» SOURCE RECORDS

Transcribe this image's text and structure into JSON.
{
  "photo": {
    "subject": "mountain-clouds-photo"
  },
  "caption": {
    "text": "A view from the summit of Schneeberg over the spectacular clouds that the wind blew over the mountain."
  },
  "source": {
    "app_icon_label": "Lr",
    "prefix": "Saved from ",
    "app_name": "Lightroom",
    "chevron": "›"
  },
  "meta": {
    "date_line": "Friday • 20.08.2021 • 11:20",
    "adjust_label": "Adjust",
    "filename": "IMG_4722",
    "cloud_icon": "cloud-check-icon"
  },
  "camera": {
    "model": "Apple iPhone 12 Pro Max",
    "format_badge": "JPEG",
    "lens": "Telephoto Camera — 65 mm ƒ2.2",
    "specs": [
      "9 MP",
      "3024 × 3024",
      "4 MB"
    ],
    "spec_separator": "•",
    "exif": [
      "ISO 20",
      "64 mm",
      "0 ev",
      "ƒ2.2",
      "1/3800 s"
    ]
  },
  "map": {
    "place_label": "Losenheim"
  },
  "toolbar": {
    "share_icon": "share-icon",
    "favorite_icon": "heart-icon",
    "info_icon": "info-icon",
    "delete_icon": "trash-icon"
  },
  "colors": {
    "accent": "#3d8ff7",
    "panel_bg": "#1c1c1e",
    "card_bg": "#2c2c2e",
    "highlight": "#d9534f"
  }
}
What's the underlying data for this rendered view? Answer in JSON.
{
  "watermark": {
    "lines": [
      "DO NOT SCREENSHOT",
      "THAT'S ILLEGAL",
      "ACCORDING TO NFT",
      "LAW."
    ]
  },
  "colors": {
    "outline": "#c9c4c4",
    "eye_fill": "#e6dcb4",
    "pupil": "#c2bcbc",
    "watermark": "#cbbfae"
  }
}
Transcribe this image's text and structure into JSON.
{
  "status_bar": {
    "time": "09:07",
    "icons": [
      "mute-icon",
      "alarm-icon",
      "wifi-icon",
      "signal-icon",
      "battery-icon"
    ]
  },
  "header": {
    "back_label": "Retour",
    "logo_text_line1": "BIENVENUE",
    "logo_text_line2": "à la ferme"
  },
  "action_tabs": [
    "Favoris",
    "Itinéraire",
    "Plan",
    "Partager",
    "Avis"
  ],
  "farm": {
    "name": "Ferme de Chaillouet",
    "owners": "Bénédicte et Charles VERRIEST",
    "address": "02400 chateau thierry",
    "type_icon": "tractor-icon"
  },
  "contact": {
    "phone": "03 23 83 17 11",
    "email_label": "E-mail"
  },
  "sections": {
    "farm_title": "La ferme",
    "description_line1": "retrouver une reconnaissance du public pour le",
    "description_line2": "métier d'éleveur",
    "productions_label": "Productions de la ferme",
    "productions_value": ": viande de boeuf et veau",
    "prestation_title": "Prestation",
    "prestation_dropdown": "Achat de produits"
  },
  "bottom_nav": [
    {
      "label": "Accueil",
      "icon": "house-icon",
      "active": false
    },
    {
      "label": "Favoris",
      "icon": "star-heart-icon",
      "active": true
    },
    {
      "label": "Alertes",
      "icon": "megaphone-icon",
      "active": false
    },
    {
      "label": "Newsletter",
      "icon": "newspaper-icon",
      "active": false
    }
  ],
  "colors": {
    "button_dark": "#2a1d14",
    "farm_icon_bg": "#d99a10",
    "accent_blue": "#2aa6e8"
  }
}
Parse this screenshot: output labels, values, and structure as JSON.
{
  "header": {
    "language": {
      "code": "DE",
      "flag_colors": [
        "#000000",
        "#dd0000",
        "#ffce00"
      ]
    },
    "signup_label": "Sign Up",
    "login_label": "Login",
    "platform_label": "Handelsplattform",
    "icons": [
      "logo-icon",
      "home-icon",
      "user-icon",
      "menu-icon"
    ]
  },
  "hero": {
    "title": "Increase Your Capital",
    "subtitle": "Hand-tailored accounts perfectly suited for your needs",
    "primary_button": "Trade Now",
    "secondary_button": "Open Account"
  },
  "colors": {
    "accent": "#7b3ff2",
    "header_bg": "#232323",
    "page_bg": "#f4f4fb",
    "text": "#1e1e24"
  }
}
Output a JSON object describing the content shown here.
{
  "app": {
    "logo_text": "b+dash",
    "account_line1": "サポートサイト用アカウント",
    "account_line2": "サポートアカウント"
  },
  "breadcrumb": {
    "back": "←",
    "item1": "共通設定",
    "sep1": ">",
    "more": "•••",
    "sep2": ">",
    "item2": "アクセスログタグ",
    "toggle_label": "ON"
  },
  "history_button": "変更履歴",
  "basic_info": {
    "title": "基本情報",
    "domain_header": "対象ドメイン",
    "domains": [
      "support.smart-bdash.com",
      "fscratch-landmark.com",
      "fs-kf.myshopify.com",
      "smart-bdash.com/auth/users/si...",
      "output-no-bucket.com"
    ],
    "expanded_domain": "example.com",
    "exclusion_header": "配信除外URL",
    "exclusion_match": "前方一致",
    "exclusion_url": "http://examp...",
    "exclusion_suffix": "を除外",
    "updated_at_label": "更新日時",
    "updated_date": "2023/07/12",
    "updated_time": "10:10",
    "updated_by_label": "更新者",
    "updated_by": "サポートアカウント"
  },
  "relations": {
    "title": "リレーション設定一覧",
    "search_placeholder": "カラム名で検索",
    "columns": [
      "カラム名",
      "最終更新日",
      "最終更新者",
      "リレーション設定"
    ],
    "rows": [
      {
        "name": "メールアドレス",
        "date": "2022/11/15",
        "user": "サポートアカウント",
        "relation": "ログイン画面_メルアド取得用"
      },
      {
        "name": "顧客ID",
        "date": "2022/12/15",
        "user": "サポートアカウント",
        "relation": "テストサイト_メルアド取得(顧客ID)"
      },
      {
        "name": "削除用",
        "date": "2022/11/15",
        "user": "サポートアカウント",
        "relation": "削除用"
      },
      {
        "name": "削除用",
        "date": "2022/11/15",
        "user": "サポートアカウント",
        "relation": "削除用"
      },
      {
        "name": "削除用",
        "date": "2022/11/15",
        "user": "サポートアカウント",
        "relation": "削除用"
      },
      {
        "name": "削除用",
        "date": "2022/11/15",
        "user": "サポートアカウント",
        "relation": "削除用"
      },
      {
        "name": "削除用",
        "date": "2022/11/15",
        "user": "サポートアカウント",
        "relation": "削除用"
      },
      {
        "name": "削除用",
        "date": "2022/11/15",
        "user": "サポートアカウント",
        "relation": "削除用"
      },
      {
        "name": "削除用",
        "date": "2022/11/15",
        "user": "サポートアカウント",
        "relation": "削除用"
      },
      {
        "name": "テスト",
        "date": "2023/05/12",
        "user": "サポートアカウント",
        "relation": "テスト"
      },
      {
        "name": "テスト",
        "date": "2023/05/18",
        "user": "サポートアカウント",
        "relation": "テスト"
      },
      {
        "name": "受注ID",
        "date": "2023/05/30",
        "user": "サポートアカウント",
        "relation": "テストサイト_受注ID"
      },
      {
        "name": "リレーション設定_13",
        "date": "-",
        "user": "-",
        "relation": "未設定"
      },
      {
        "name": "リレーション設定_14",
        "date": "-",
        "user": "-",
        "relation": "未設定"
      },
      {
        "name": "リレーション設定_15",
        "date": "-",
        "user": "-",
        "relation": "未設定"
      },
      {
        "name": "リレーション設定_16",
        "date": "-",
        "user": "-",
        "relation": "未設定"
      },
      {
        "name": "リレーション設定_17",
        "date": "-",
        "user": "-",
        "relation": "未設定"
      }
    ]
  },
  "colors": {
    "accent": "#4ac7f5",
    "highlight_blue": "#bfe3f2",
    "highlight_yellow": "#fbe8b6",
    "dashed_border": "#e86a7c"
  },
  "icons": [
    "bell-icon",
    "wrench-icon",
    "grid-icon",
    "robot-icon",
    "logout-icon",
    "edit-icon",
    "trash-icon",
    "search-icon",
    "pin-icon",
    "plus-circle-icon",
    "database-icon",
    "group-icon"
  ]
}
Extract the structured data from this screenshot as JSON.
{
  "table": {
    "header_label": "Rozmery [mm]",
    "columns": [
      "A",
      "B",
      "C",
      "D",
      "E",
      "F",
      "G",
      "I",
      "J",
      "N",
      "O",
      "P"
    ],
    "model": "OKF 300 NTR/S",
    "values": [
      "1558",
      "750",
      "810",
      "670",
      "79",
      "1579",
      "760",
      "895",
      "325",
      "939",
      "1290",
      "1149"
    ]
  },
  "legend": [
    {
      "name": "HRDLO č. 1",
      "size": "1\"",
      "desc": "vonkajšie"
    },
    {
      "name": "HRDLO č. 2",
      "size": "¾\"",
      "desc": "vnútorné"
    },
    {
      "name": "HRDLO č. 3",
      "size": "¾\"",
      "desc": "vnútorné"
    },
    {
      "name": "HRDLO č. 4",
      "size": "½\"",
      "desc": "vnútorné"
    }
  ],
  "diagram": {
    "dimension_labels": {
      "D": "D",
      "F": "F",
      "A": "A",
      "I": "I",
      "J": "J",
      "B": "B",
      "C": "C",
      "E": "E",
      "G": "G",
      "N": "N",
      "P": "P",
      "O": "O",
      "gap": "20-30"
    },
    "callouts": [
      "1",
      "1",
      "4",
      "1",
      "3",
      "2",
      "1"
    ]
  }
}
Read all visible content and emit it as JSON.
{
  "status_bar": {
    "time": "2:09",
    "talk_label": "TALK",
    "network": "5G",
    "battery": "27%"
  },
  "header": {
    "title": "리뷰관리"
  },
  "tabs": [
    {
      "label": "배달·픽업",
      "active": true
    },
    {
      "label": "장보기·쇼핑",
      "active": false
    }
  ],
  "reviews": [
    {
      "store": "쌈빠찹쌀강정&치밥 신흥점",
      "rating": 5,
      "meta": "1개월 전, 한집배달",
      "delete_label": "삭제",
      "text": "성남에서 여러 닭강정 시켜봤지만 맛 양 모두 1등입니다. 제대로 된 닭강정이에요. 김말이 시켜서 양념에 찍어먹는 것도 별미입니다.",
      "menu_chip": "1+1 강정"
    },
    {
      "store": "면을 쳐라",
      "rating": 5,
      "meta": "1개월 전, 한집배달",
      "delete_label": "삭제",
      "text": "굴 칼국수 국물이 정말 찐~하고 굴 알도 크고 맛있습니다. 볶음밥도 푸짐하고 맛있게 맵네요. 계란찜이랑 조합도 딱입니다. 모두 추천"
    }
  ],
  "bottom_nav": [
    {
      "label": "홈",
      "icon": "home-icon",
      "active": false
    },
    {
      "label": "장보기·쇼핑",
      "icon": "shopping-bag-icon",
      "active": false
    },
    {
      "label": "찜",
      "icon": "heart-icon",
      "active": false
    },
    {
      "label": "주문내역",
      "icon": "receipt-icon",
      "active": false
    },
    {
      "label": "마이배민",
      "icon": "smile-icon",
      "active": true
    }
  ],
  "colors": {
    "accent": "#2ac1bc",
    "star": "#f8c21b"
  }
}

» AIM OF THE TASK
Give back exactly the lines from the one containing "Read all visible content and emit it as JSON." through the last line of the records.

» RESPONSE TO THIS EXERCISE
Read all visible content and emit it as JSON.
{
  "status_bar": {
    "time": "2:09",
    "talk_label": "TALK",
    "network": "5G",
    "battery": "27%"
  },
  "header": {
    "title": "리뷰관리"
  },
  "tabs": [
    {
      "label": "배달·픽업",
      "active": true
    },
    {
      "label": "장보기·쇼핑",
      "active": false
    }
  ],
  "reviews": [
    {
      "store": "쌈빠찹쌀강정&치밥 신흥점",
      "rating": 5,
      "meta": "1개월 전, 한집배달",
      "delete_label": "삭제",
      "text": "성남에서 여러 닭강정 시켜봤지만 맛 양 모두 1등입니다. 제대로 된 닭강정이에요. 김말이 시켜서 양념에 찍어먹는 것도 별미입니다.",
      "menu_chip": "1+1 강정"
    },
    {
      "store": "면을 쳐라",
      "rating": 5,
      "meta": "1개월 전, 한집배달",
      "delete_label": "삭제",
      "text": "굴 칼국수 국물이 정말 찐~하고 굴 알도 크고 맛있습니다. 볶음밥도 푸짐하고 맛있게 맵네요. 계란찜이랑 조합도 딱입니다. 모두 추천"
    }
  ],
  "bottom_nav": [
    {
      "label": "홈",
      "icon": "home-icon",
      "active": false
    },
    {
      "label": "장보기·쇼핑",
      "icon": "shopping-bag-icon",
      "active": false
    },
    {
      "label": "찜",
      "icon": "heart-icon",
      "active": false
    },
    {
      "label": "주문내역",
      "icon": "receipt-icon",
      "active": false
    },
    {
      "label": "마이배민",
      "icon": "smile-icon",
      "active": true
    }
  ],
  "colors": {
    "accent": "#2ac1bc",
    "star": "#f8c21b"
  }
}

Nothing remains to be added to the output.